For example, when Janak came up with a model for figuring out the optimal way to assign 100 proposals to 40 reviewers, she was confronted with more than 100,000 possibilities. The Princeton model narrowed those options down to the best way to assign several papers to each reviewer.

The researchers had to incorporate the following conditions into their model:

• Each reviewer had to be assigned approximately the same number of proposals.

• Each proposal had to be assigned to the same number of reviewers, each of whom had to have a different rank. Of four reviewers, each would hold a rank of either lead reviewer, scribe, first reviewer or second reviewer, and each reviewer had to hold different ranks approximately the same number of times.

• Reviewers who had a conflict of interest with a proposal could not be assigned to review it.

• Assignments had to take into account reviewer preferences for proposals; a reviewer who expressed a strong desire to review a particular proposal had to be given a higher reviewer rank than someone who had expressed less.

Janak says the difficult part of developing the model was distributing the proposals to reviewers in a fair way while taking into account the reviewers' preferences for certain proposals over others.

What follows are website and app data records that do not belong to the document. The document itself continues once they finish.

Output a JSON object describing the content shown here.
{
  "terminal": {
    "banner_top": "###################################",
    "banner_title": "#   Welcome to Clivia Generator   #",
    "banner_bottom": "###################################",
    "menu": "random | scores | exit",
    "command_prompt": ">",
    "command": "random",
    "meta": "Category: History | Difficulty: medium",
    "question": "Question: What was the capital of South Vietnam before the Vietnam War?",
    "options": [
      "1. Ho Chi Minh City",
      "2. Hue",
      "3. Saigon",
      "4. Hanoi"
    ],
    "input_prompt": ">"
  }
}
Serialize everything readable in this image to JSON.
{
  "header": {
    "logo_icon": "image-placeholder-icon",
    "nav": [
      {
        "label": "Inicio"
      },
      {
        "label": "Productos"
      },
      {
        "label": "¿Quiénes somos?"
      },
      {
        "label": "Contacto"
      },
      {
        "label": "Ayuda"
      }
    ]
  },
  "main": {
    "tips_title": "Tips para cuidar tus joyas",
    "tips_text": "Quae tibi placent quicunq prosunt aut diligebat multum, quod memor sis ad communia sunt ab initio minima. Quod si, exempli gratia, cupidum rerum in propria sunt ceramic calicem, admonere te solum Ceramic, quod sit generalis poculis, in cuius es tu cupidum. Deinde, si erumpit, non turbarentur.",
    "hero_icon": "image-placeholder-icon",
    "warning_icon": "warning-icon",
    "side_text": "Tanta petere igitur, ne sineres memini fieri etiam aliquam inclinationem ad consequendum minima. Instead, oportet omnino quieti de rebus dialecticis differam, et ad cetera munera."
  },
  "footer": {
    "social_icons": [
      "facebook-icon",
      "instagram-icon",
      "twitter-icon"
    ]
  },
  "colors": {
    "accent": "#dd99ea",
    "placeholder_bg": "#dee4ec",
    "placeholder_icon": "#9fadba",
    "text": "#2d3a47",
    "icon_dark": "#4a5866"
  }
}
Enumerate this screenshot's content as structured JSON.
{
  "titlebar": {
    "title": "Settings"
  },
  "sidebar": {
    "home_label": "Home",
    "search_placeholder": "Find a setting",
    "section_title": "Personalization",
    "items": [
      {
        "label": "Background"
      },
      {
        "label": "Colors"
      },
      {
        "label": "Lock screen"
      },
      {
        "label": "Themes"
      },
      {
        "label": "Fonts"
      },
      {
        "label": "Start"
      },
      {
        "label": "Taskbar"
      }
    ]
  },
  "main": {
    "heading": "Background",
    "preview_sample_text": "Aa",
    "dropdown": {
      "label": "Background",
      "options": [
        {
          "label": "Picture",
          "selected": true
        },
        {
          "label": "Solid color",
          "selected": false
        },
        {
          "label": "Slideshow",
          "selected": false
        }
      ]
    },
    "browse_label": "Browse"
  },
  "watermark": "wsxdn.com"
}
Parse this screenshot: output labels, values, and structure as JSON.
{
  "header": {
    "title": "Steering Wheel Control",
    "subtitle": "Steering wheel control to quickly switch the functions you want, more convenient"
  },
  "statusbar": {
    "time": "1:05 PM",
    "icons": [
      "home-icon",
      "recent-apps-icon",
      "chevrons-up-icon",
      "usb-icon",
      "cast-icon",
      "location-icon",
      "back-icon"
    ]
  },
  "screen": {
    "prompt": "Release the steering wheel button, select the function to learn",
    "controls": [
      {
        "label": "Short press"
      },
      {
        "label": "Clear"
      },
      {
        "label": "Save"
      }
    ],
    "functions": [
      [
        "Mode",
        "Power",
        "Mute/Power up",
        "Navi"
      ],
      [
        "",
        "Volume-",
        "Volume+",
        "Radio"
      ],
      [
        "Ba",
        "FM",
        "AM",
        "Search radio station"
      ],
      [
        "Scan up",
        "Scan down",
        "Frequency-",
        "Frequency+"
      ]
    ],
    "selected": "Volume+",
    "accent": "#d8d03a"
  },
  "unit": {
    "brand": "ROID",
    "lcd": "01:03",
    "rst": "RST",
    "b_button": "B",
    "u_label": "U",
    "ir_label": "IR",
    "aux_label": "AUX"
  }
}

To ensure that the model hewed to these restrictions, Janak had to use an unusual set of techniques called "logic inference principles." "It's not a methodology that a lot of people use or are aware of, but it was something that was necessary in this case to derive our model," she says.

Maria Burka of the NSF began using the algorithm on an experimental basis in April. "It works beautifully," she said.

How is it that chemical engineers like Floudas and his team ended up solving a problem that apparently has nothing to do with chemical engineering? They specialize in optimization, which is essentially the science of inventing mathematical formulas to make things run efficiently. Floudas' group has applied optimization to problems in engineering, computational chemistry and molecular biology.

Floudas, who is an associate faculty member in the Program in Applied and Computational Mathematics and the Department of Operations Research and Financial Engineering, has written two textbooks on optimization, and his research group has made fundamental contributions to the field.

The *Industrial & Engineering Chemistry Research* journal electronically published a paper by the team about the algorithm in November. Princeton's Office of Technology Licensing filed a patent application on behalf of the researchers in July.

--Teresa Riordan, Princeton University